Work order -> The answer is an exact repeat of the entries below, with the pictures omitted.

Records from a collection ->
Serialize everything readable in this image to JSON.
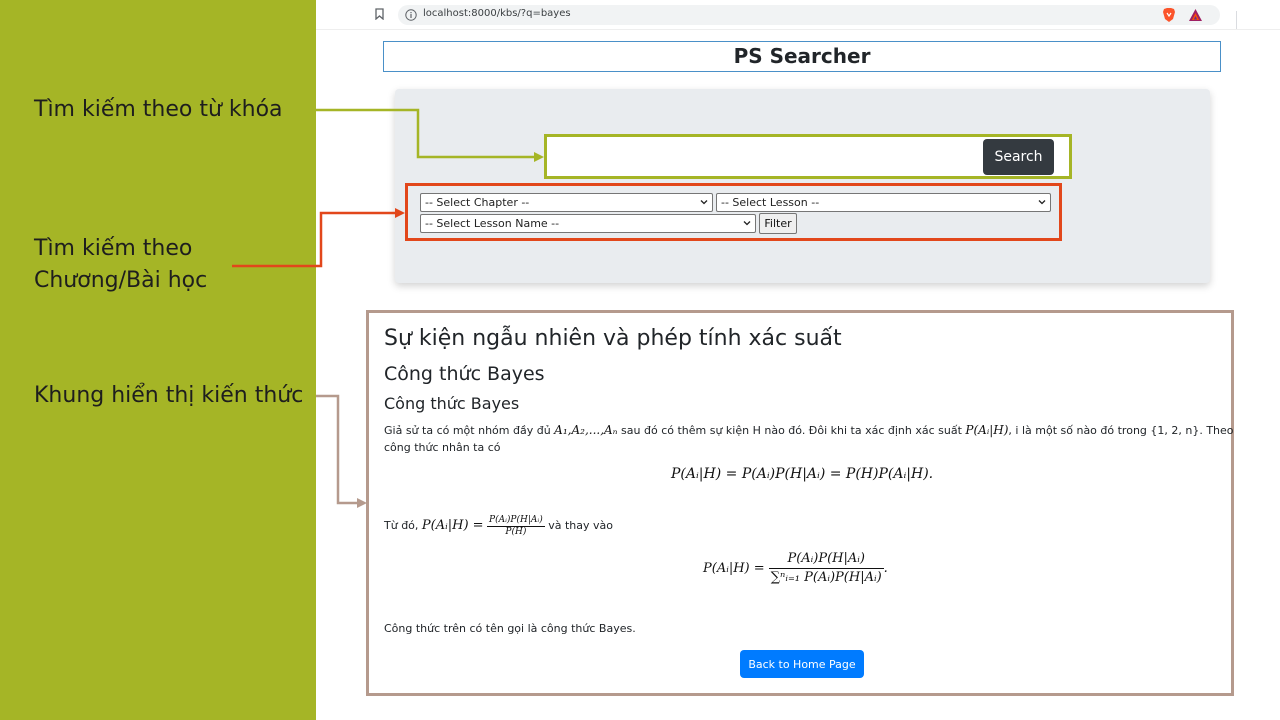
{
  "annotations": {
    "keyword_search": "Tìm kiếm theo từ khóa",
    "chapter_search_line1": "Tìm kiếm theo",
    "chapter_search_line2": "Chương/Bài học",
    "knowledge_frame": "Khung hiển thị kiến thức"
  },
  "browser": {
    "url": "localhost:8000/kbs/?q=bayes"
  },
  "app": {
    "title": "PS Searcher"
  },
  "search": {
    "value": "",
    "button_label": "Search"
  },
  "filters": {
    "chapter_placeholder": "-- Select Chapter --",
    "lesson_placeholder": "-- Select Lesson --",
    "lesson_name_placeholder": "-- Select Lesson Name --",
    "filter_label": "Filter"
  },
  "content": {
    "chapter_title": "Sự kiện ngẫu nhiên và phép tính xác suất",
    "lesson_title": "Công thức Bayes",
    "section_title": "Công thức Bayes",
    "para1_a": "Giả sử ta có một nhóm đầy đủ ",
    "para1_math_a": "A₁,A₂,...,Aₙ",
    "para1_b": " sau đó có thêm sự kiện H nào đó. Đôi khi ta xác định xác suất ",
    "para1_math_b": "P(Aᵢ|H)",
    "para1_c": ", i là một số nào đó trong {1, 2, n}. Theo",
    "para1_line2": "công thức nhân ta có",
    "eq1": "P(Aᵢ|H) = P(Aᵢ)P(H|Aᵢ) = P(H)P(Aᵢ|H).",
    "para2_a": "Từ đó, ",
    "para2_lhs": "P(Aᵢ|H) =",
    "para2_num": "P(Aᵢ)P(H|Aᵢ)",
    "para2_den": "P(H)",
    "para2_b": " và thay vào",
    "eq2_lhs": "P(Aᵢ|H) =",
    "eq2_num": "P(Aᵢ)P(H|Aᵢ)",
    "eq2_den": "∑ⁿᵢ₌₁ P(Aᵢ)P(H|Aᵢ)",
    "eq2_end": ".",
    "para3": "Công thức trên có tên gọi là công thức Bayes.",
    "back_button": "Back to Home Page"
  },
  "colors": {
    "left_panel": "#a5b526",
    "keyword_frame": "#a5b526",
    "filter_frame": "#e2471b",
    "content_frame": "#b59a8d",
    "primary_button": "#007bff",
    "dark_button": "#343a40"
  }
}
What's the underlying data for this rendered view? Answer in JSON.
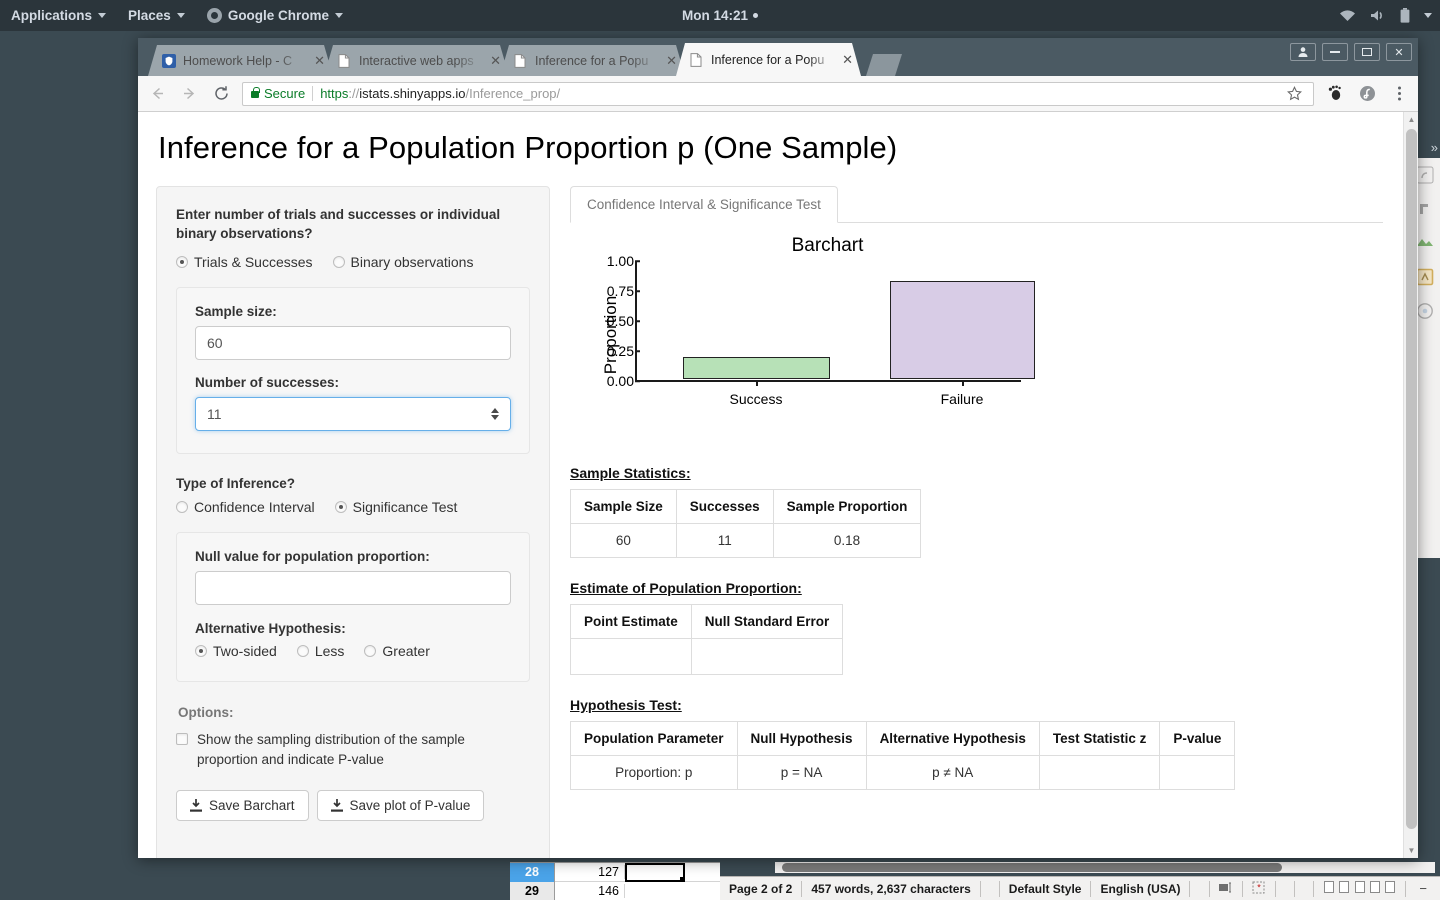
{
  "gnome": {
    "applications": "Applications",
    "places": "Places",
    "app_name": "Google Chrome",
    "clock": "Mon 14:21"
  },
  "browser": {
    "tabs": [
      {
        "title": "Homework Help - C",
        "favicon": "shield-icon",
        "active": false
      },
      {
        "title": "Interactive web apps",
        "favicon": "page-icon",
        "active": false
      },
      {
        "title": "Inference for a Popu",
        "favicon": "page-icon",
        "active": false
      },
      {
        "title": "Inference for a Popu",
        "favicon": "page-icon",
        "active": true
      }
    ],
    "security_label": "Secure",
    "url_scheme": "https",
    "url_sep": "://",
    "url_host": "istats.shinyapps.io",
    "url_path": "/Inference_prop/"
  },
  "page": {
    "title": "Inference for a Population Proportion p (One Sample)",
    "sidebar": {
      "question": "Enter number of trials and successes or individual binary observations?",
      "input_mode_options": [
        {
          "label": "Trials & Successes",
          "checked": true
        },
        {
          "label": "Binary observations",
          "checked": false
        }
      ],
      "sample_size_label": "Sample size:",
      "sample_size_value": "60",
      "successes_label": "Number of successes:",
      "successes_value": "11",
      "inference_type_label": "Type of Inference?",
      "inference_type_options": [
        {
          "label": "Confidence Interval",
          "checked": false
        },
        {
          "label": "Significance Test",
          "checked": true
        }
      ],
      "null_value_label": "Null value for population proportion:",
      "null_value": "",
      "alternative_label": "Alternative Hypothesis:",
      "alternative_options": [
        {
          "label": "Two-sided",
          "checked": true
        },
        {
          "label": "Less",
          "checked": false
        },
        {
          "label": "Greater",
          "checked": false
        }
      ],
      "options_label": "Options:",
      "show_sampling_label": "Show the sampling distribution of the sample proportion and indicate P-value",
      "show_sampling_checked": false,
      "save_barchart_label": "Save Barchart",
      "save_pvalue_label": "Save plot of P-value"
    },
    "main": {
      "tab_label": "Confidence Interval & Significance Test",
      "sample_stats_heading": "Sample Statistics:",
      "sample_stats": {
        "headers": [
          "Sample Size",
          "Successes",
          "Sample Proportion"
        ],
        "rows": [
          [
            "60",
            "11",
            "0.18"
          ]
        ]
      },
      "estimate_heading": "Estimate of Population Proportion:",
      "estimate": {
        "headers": [
          "Point Estimate",
          "Null Standard Error"
        ],
        "rows": [
          [
            "",
            ""
          ]
        ]
      },
      "hypothesis_heading": "Hypothesis Test:",
      "hypothesis": {
        "headers": [
          "Population Parameter",
          "Null Hypothesis",
          "Alternative Hypothesis",
          "Test Statistic z",
          "P-value"
        ],
        "rows": [
          [
            "Proportion: p",
            "p = NA",
            "p ≠ NA",
            "",
            ""
          ]
        ]
      }
    }
  },
  "chart_data": {
    "type": "bar",
    "title": "Barchart",
    "xlabel": "",
    "ylabel": "Proportion",
    "categories": [
      "Success",
      "Failure"
    ],
    "values": [
      0.18,
      0.82
    ],
    "colors": [
      "#b7e1b7",
      "#d8cce6"
    ],
    "bar_border": "#222222",
    "ylim": [
      0,
      1
    ],
    "yticks": [
      "0.00",
      "0.25",
      "0.50",
      "0.75",
      "1.00"
    ],
    "ytick_values": [
      0,
      0.25,
      0.5,
      0.75,
      1
    ],
    "grid": false,
    "legend": "none"
  },
  "libreoffice": {
    "calc": {
      "rows": [
        {
          "header": "28",
          "value": "127",
          "selected": true
        },
        {
          "header": "29",
          "value": "146",
          "selected": false
        }
      ]
    },
    "status": {
      "page": "Page 2 of 2",
      "words": "457 words, 2,637 characters",
      "style": "Default Style",
      "language": "English (USA)",
      "zoom_minus": "−",
      "zoom_plus": "+"
    }
  }
}
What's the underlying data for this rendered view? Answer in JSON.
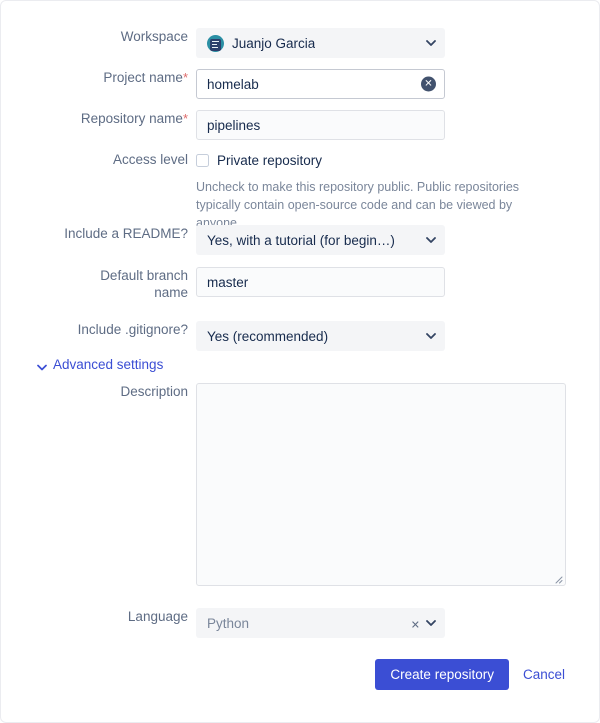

Task result ->
Serialize everything readable in this image to JSON.
{
  "annotations": {
    "keyword_search": "Tìm kiếm theo từ khóa",
    "chapter_search_line1": "Tìm kiếm theo",
    "chapter_search_line2": "Chương/Bài học",
    "knowledge_frame": "Khung hiển thị kiến thức"
  },
  "browser": {
    "url": "localhost:8000/kbs/?q=bayes"
  },
  "app": {
    "title": "PS Searcher"
  },
  "search": {
    "value": "",
    "button_label": "Search"
  },
  "filters": {
    "chapter_placeholder": "-- Select Chapter --",
    "lesson_placeholder": "-- Select Lesson --",
    "lesson_name_placeholder": "-- Select Lesson Name --",
    "filter_label": "Filter"
  },
  "content": {
    "chapter_title": "Sự kiện ngẫu nhiên và phép tính xác suất",
    "lesson_title": "Công thức Bayes",
    "section_title": "Công thức Bayes",
    "para1_a": "Giả sử ta có một nhóm đầy đủ ",
    "para1_math_a": "A₁,A₂,...,Aₙ",
    "para1_b": " sau đó có thêm sự kiện H nào đó. Đôi khi ta xác định xác suất ",
    "para1_math_b": "P(Aᵢ|H)",
    "para1_c": ", i là một số nào đó trong {1, 2, n}. Theo",
    "para1_line2": "công thức nhân ta có",
    "eq1": "P(Aᵢ|H) = P(Aᵢ)P(H|Aᵢ) = P(H)P(Aᵢ|H).",
    "para2_a": "Từ đó, ",
    "para2_lhs": "P(Aᵢ|H) =",
    "para2_num": "P(Aᵢ)P(H|Aᵢ)",
    "para2_den": "P(H)",
    "para2_b": " và thay vào",
    "eq2_lhs": "P(Aᵢ|H) =",
    "eq2_num": "P(Aᵢ)P(H|Aᵢ)",
    "eq2_den": "∑ⁿᵢ₌₁ P(Aᵢ)P(H|Aᵢ)",
    "eq2_end": ".",
    "para3": "Công thức trên có tên gọi là công thức Bayes.",
    "back_button": "Back to Home Page"
  },
  "colors": {
    "left_panel": "#a5b526",
    "keyword_frame": "#a5b526",
    "filter_frame": "#e2471b",
    "content_frame": "#b59a8d",
    "primary_button": "#007bff",
    "dark_button": "#343a40"
  }
}
What's the underlying data for this rendered view? Answer in JSON.
{
  "gnome": {
    "applications": "Applications",
    "places": "Places",
    "app_name": "Google Chrome",
    "clock": "Mon 14:21"
  },
  "browser": {
    "tabs": [
      {
        "title": "Homework Help - C",
        "favicon": "shield-icon",
        "active": false
      },
      {
        "title": "Interactive web apps",
        "favicon": "page-icon",
        "active": false
      },
      {
        "title": "Inference for a Popu",
        "favicon": "page-icon",
        "active": false
      },
      {
        "title": "Inference for a Popu",
        "favicon": "page-icon",
        "active": true
      }
    ],
    "security_label": "Secure",
    "url_scheme": "https",
    "url_sep": "://",
    "url_host": "istats.shinyapps.io",
    "url_path": "/Inference_prop/"
  },
  "page": {
    "title": "Inference for a Population Proportion p (One Sample)",
    "sidebar": {
      "question": "Enter number of trials and successes or individual binary observations?",
      "input_mode_options": [
        {
          "label": "Trials & Successes",
          "checked": true
        },
        {
          "label": "Binary observations",
          "checked": false
        }
      ],
      "sample_size_label": "Sample size:",
      "sample_size_value": "60",
      "successes_label": "Number of successes:",
      "successes_value": "11",
      "inference_type_label": "Type of Inference?",
      "inference_type_options": [
        {
          "label": "Confidence Interval",
          "checked": false
        },
        {
          "label": "Significance Test",
          "checked": true
        }
      ],
      "null_value_label": "Null value for population proportion:",
      "null_value": "",
      "alternative_label": "Alternative Hypothesis:",
      "alternative_options": [
        {
          "label": "Two-sided",
          "checked": true
        },
        {
          "label": "Less",
          "checked": false
        },
        {
          "label": "Greater",
          "checked": false
        }
      ],
      "options_label": "Options:",
      "show_sampling_label": "Show the sampling distribution of the sample proportion and indicate P-value",
      "show_sampling_checked": false,
      "save_barchart_label": "Save Barchart",
      "save_pvalue_label": "Save plot of P-value"
    },
    "main": {
      "tab_label": "Confidence Interval & Significance Test",
      "sample_stats_heading": "Sample Statistics:",
      "sample_stats": {
        "headers": [
          "Sample Size",
          "Successes",
          "Sample Proportion"
        ],
        "rows": [
          [
            "60",
            "11",
            "0.18"
          ]
        ]
      },
      "estimate_heading": "Estimate of Population Proportion:",
      "estimate": {
        "headers": [
          "Point Estimate",
          "Null Standard Error"
        ],
        "rows": [
          [
            "",
            ""
          ]
        ]
      },
      "hypothesis_heading": "Hypothesis Test:",
      "hypothesis": {
        "headers": [
          "Population Parameter",
          "Null Hypothesis",
          "Alternative Hypothesis",
          "Test Statistic z",
          "P-value"
        ],
        "rows": [
          [
            "Proportion: p",
            "p = NA",
            "p ≠ NA",
            "",
            ""
          ]
        ]
      }
    }
  },
  "chart_data": {
    "type": "bar",
    "title": "Barchart",
    "xlabel": "",
    "ylabel": "Proportion",
    "categories": [
      "Success",
      "Failure"
    ],
    "values": [
      0.18,
      0.82
    ],
    "colors": [
      "#b7e1b7",
      "#d8cce6"
    ],
    "bar_border": "#222222",
    "ylim": [
      0,
      1
    ],
    "yticks": [
      "0.00",
      "0.25",
      "0.50",
      "0.75",
      "1.00"
    ],
    "ytick_values": [
      0,
      0.25,
      0.5,
      0.75,
      1
    ],
    "grid": false,
    "legend": "none"
  },
  "libreoffice": {
    "calc": {
      "rows": [
        {
          "header": "28",
          "value": "127",
          "selected": true
        },
        {
          "header": "29",
          "value": "146",
          "selected": false
        }
      ]
    },
    "status": {
      "page": "Page 2 of 2",
      "words": "457 words, 2,637 characters",
      "style": "Default Style",
      "language": "English (USA)",
      "zoom_minus": "−",
      "zoom_plus": "+"
    }
  }
}
What's the underlying data for this rendered view? Answer in JSON.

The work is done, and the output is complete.